== Activity ==
Copy every line below where the string "username" is found.

____

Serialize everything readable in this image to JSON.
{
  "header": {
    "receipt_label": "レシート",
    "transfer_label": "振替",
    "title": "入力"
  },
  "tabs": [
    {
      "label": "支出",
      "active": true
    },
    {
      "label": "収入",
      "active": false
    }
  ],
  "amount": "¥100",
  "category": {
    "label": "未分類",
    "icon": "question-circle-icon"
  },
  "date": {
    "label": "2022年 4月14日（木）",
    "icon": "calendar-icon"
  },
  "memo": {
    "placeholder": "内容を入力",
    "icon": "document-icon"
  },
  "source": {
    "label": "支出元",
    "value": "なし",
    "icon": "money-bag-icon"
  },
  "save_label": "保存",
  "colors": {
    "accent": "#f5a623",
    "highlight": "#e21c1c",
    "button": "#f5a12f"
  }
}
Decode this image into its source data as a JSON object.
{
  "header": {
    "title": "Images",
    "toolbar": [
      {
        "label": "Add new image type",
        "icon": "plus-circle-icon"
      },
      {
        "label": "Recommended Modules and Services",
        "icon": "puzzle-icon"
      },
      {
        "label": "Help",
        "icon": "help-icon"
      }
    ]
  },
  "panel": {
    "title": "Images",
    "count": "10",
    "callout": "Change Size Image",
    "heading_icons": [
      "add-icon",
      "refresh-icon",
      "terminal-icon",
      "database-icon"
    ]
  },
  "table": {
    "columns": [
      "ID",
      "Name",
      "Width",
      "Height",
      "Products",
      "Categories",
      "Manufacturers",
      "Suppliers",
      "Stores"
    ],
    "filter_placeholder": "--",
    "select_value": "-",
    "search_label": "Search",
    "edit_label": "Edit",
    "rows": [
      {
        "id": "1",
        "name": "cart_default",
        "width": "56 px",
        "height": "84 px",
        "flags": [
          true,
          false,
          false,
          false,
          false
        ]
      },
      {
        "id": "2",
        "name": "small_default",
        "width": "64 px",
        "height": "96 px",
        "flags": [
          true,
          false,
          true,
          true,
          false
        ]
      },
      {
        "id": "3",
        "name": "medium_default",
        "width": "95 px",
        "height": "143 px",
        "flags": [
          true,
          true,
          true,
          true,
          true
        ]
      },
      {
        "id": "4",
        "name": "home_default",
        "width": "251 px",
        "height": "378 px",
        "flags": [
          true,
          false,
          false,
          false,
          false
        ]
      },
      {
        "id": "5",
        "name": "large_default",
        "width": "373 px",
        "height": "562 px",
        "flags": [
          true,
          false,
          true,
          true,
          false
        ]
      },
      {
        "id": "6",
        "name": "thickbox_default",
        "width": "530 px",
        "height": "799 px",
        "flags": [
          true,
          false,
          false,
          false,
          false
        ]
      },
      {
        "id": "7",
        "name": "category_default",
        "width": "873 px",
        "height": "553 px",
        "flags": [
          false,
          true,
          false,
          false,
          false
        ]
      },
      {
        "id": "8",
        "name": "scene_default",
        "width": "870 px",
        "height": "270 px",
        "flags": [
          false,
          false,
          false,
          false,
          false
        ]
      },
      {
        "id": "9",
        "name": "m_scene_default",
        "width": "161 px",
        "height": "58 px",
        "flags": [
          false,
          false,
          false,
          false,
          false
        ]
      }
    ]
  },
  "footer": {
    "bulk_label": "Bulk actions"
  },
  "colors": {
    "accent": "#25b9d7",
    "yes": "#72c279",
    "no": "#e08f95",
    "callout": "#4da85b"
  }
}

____

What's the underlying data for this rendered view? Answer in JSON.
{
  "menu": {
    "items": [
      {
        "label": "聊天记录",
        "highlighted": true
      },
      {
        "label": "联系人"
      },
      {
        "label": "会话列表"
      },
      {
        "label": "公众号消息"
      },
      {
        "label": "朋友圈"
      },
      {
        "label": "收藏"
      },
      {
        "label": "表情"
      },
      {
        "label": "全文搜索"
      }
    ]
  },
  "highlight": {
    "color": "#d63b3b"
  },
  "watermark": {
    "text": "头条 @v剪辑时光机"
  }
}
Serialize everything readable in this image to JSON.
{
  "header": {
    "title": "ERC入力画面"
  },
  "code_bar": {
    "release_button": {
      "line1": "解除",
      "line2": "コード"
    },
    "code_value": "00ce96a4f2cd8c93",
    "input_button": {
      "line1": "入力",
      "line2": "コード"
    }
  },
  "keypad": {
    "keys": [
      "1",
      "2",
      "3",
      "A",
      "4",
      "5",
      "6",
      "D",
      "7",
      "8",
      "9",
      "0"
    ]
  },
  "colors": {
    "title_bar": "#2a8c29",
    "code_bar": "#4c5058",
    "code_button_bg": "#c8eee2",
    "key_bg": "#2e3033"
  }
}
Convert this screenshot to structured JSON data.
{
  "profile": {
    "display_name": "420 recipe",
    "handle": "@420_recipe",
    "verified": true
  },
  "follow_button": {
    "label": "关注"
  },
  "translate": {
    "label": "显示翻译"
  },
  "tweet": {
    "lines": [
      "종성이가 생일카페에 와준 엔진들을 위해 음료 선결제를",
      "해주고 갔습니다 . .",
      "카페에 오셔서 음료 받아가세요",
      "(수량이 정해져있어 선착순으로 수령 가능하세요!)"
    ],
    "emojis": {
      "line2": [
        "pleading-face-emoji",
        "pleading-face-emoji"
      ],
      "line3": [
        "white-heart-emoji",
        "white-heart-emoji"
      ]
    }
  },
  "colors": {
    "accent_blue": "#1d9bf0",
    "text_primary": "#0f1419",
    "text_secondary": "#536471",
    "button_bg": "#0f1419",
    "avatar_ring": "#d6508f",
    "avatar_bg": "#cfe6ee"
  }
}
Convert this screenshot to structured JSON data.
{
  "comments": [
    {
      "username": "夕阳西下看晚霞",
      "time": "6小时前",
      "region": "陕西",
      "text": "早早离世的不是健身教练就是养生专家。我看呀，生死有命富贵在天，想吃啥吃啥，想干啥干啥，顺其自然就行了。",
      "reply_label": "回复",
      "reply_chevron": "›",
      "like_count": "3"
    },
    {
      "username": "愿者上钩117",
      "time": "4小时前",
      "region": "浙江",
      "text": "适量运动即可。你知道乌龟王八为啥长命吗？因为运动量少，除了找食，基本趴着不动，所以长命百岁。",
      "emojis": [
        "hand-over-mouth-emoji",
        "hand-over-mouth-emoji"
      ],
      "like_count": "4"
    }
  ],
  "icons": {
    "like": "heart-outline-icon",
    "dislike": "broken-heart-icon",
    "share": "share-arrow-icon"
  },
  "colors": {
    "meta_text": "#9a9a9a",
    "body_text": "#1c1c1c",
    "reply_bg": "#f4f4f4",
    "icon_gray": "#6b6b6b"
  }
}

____

== Written solution ==
      "username": "夕阳西下看晚霞",
      "username": "愿者上钩117",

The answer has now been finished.